A pale lager will work great. Taste it before you use it. If it is agressively hopped add 1-2 tbsp brown sugar to the braising liquid at the time you add the water.
This recipe can definitely work with red wine, the richer and sweeter, the better. Enjoy dinner!
Jan Martin says
My Mother in law used to make this and I loved it. She always served it with mashed potatoes which are really good with sauerkraut.
Craft Beering says
Cannot go worng with mashed potatoes!
caroline bishop says
I tried with a smoked gammon hock and a non smoked pork hock and made it all on the hob in a big pan. I then reduced the sauce before adding meat back and kraut. I loved it! I’ll try with smaller cuts and follow your recipe next time
. does the kraut slightly roast in your method? Thanks for the idea of cooking the kraut in the gravy. I’ll use this idea again!
Not exactly, the temperature is too low for roasting (by definition roasting is 400 F and above). But, it does cook slowly absorbing the pan juices and tastes richer:)
Delicious! I was looking for new recipes to incorporate more kraut into my diet, for it’s nutritional value. This one is excellent, and is so easy to make. I was cooking only for myself, so I halved all of the ingredients, and it worked out just fine. I used a 5.5 Dutch oven since I didn’t have a braising pan. I used a dunkel style German bier. The recipe is correct, no knife is needed. The pork just falls apart with some pressure from the fork. I baked it for 1 hour, since I cut the pork into smaller pieces. The recipe calls for a 20 minute baking session towards the end of the cook, and says to add more water if necessary. It wasn’t necessary in my case, but while I was waiting, I was wishing that I had saved all of the brine I had drained off the kraut to use that instead. I will do that next time, just in case. When I had finished all the pork in my bowl, there was a pile of kraut left over. I had rolls with my meal, so I piled the leftover kraut / onion / bier reduction mixture onto my roll, and it was delicious! Nice way to finish off the meal. Plenty of leftovers. Can’t wait till tomorrow. I bought a six pack of dunkel to get the 1/2 cup of bier for the recipe, and three biers went down while the pork was baking. I’m breathing a little heavy, and will be passing out shortly.
Harry, this was a pleasure to read!
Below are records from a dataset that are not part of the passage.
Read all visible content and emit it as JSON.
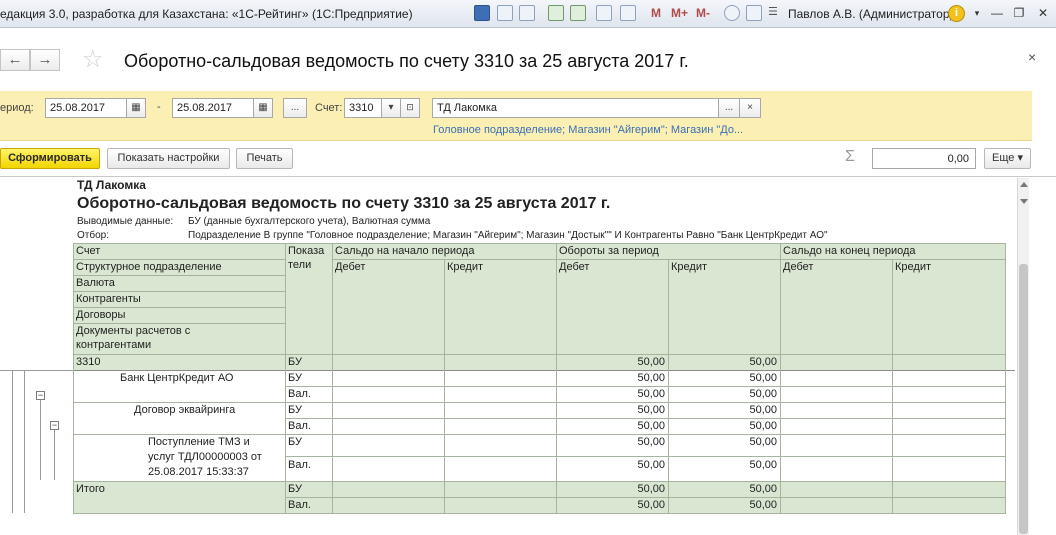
{
  "window": {
    "title": "едакция 3.0, разработка для Казахстана: «1С-Рейтинг» (1С:Предприятие)",
    "toolbar_icons": [
      "save-icon",
      "print-icon",
      "preview-icon",
      "attach-icon",
      "upload-icon",
      "calculator-icon",
      "calendar-icon"
    ],
    "memory_buttons": [
      "M",
      "M+",
      "M-"
    ],
    "user": "Павлов А.В. (Администратор)",
    "info_glyph": "i"
  },
  "header": {
    "back": "←",
    "forward": "→",
    "title": "Оборотно-сальдовая ведомость по счету 3310  за 25 августа 2017 г.",
    "close": "×"
  },
  "filters": {
    "period_label": "ериод:",
    "date_from": "25.08.2017",
    "dash": "-",
    "date_to": "25.08.2017",
    "ellipsis": "...",
    "account_label": "Счет:",
    "account": "3310",
    "org": "ТД Лакомка",
    "clear": "×",
    "link": "Головное подразделение; Магазин \"Айгерим\"; Магазин \"До..."
  },
  "commands": {
    "generate": "Сформировать",
    "settings": "Показать настройки",
    "print": "Печать",
    "sum_value": "0,00",
    "more": "Еще ▾"
  },
  "report": {
    "company": "ТД Лакомка",
    "title": "Оборотно-сальдовая ведомость по счету 3310  за 25 августа 2017 г.",
    "output_label": "Выводимые данные:",
    "output_value": "БУ (данные бухгалтерского учета), Валютная сумма",
    "filter_label": "Отбор:",
    "filter_value": "Подразделение В группе \"Головное подразделение; Магазин \"Айгерим\"; Магазин \"Достык\"\" И Контрагенты Равно \"Банк ЦентрКредит АО\"",
    "columns": {
      "account": "Счет",
      "dept": "Структурное подразделение",
      "currency": "Валюта",
      "counterparty": "Контрагенты",
      "contracts": "Договоры",
      "docs1": "Документы расчетов с",
      "docs2": "контрагентами",
      "indicators1": "Показа",
      "indicators2": "тели",
      "opening": "Сальдо на начало периода",
      "turnover": "Обороты за период",
      "closing": "Сальдо на конец периода",
      "debit": "Дебет",
      "credit": "Кредит"
    },
    "rows": {
      "acc_name": "3310",
      "acc_ind": "БУ",
      "acc_dt": "50,00",
      "acc_kt": "50,00",
      "bank_name": "Банк ЦентрКредит АО",
      "bank_ind1": "БУ",
      "bank_ind2": "Вал.",
      "bank_dt1": "50,00",
      "bank_kt1": "50,00",
      "bank_dt2": "50,00",
      "bank_kt2": "50,00",
      "contract_name": "Договор эквайринга",
      "contract_ind1": "БУ",
      "contract_ind2": "Вал.",
      "contract_dt1": "50,00",
      "contract_kt1": "50,00",
      "contract_dt2": "50,00",
      "contract_kt2": "50,00",
      "doc_line1": "Поступление ТМЗ и",
      "doc_line2": "услуг ТДЛ00000003 от",
      "doc_line3": "25.08.2017 15:33:37",
      "doc_ind1": "БУ",
      "doc_ind2": "Вал.",
      "doc_dt1": "50,00",
      "doc_kt1": "50,00",
      "doc_dt2": "50,00",
      "doc_kt2": "50,00",
      "total_name": "Итого",
      "total_ind1": "БУ",
      "total_ind2": "Вал.",
      "total_dt1": "50,00",
      "total_kt1": "50,00",
      "total_dt2": "50,00",
      "total_kt2": "50,00"
    }
  },
  "colors": {
    "accent_yellow": "#fbefb3",
    "header_green": "#d9e7d2",
    "link_blue": "#3a6fb5"
  }
}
We love, love, love people who appreciate dunkel:) and good food the way you do. Wish you were a neighbor of ours. Cheers!
I love sauerkraut and I’m always trying to incorporate it into meals in different ways! Love the pairing with pork here! Looks hearty and tasty! Pinning!
Katherine | Love In My Oven says
Soooo my kind of dish right here, Milena!! Pork and sauerkraut, what could be better!? I am such a lover of sauerkraut!! My Mom is German so we ate a lot of it growing up, especially with perogies or pork sausage. This is definitely a dish I’d love!
Jennifer @ Seasons and Suppers says
My husband is a sauerkraut lover, so he would be all over this hearty and delicious dish! Must find some kraut and surprise him with this one 🙂
Kelsie | the itsy-bitsy kitchen says
Recipes from Grandma are the best :). Sauerkraut is one of my favorite things so I’m loving the sound of this!